*Problem to work on*. Give back the data below exactly as it was given.

*Provided data*.
Content starts
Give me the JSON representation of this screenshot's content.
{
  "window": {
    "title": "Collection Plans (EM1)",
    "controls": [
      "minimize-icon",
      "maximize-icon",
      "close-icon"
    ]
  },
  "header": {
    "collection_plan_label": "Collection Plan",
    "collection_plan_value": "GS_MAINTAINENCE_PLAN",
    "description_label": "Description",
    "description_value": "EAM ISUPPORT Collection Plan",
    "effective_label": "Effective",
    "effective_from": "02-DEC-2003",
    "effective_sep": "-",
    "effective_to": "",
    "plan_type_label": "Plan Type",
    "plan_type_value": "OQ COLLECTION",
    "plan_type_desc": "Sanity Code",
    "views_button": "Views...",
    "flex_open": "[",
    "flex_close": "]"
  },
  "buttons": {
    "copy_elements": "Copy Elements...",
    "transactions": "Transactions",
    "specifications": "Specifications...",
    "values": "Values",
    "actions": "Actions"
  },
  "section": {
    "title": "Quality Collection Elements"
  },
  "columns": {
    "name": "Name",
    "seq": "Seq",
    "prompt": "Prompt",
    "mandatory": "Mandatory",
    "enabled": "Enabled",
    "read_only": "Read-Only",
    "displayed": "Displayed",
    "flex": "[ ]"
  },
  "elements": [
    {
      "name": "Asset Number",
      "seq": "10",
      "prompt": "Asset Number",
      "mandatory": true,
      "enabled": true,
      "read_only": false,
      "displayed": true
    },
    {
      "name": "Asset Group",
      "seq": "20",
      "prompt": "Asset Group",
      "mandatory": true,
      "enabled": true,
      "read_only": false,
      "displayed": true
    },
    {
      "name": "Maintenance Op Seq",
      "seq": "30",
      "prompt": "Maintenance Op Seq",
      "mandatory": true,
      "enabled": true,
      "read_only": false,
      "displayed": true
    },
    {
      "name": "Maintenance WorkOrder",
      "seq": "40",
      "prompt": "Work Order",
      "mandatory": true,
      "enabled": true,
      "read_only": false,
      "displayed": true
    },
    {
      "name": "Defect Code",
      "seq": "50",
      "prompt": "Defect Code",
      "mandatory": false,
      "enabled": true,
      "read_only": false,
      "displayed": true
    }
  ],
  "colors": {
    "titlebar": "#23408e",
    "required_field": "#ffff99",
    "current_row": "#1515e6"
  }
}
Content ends
*Exercise solution*.
Give me the JSON representation of this screenshot's content.
{
  "window": {
    "title": "Collection Plans (EM1)",
    "controls": [
      "minimize-icon",
      "maximize-icon",
      "close-icon"
    ]
  },
  "header": {
    "collection_plan_label": "Collection Plan",
    "collection_plan_value": "GS_MAINTAINENCE_PLAN",
    "description_label": "Description",
    "description_value": "EAM ISUPPORT Collection Plan",
    "effective_label": "Effective",
    "effective_from": "02-DEC-2003",
    "effective_sep": "-",
    "effective_to": "",
    "plan_type_label": "Plan Type",
    "plan_type_value": "OQ COLLECTION",
    "plan_type_desc": "Sanity Code",
    "views_button": "Views...",
    "flex_open": "[",
    "flex_close": "]"
  },
  "buttons": {
    "copy_elements": "Copy Elements...",
    "transactions": "Transactions",
    "specifications": "Specifications...",
    "values": "Values",
    "actions": "Actions"
  },
  "section": {
    "title": "Quality Collection Elements"
  },
  "columns": {
    "name": "Name",
    "seq": "Seq",
    "prompt": "Prompt",
    "mandatory": "Mandatory",
    "enabled": "Enabled",
    "read_only": "Read-Only",
    "displayed": "Displayed",
    "flex": "[ ]"
  },
  "elements": [
    {
      "name": "Asset Number",
      "seq": "10",
      "prompt": "Asset Number",
      "mandatory": true,
      "enabled": true,
      "read_only": false,
      "displayed": true
    },
    {
      "name": "Asset Group",
      "seq": "20",
      "prompt": "Asset Group",
      "mandatory": true,
      "enabled": true,
      "read_only": false,
      "displayed": true
    },
    {
      "name": "Maintenance Op Seq",
      "seq": "30",
      "prompt": "Maintenance Op Seq",
      "mandatory": true,
      "enabled": true,
      "read_only": false,
      "displayed": true
    },
    {
      "name": "Maintenance WorkOrder",
      "seq": "40",
      "prompt": "Work Order",
      "mandatory": true,
      "enabled": true,
      "read_only": false,
      "displayed": true
    },
    {
      "name": "Defect Code",
      "seq": "50",
      "prompt": "Defect Code",
      "mandatory": false,
      "enabled": true,
      "read_only": false,
      "displayed": true
    }
  ],
  "colors": {
    "titlebar": "#23408e",
    "required_field": "#ffff99",
    "current_row": "#1515e6"
  }
}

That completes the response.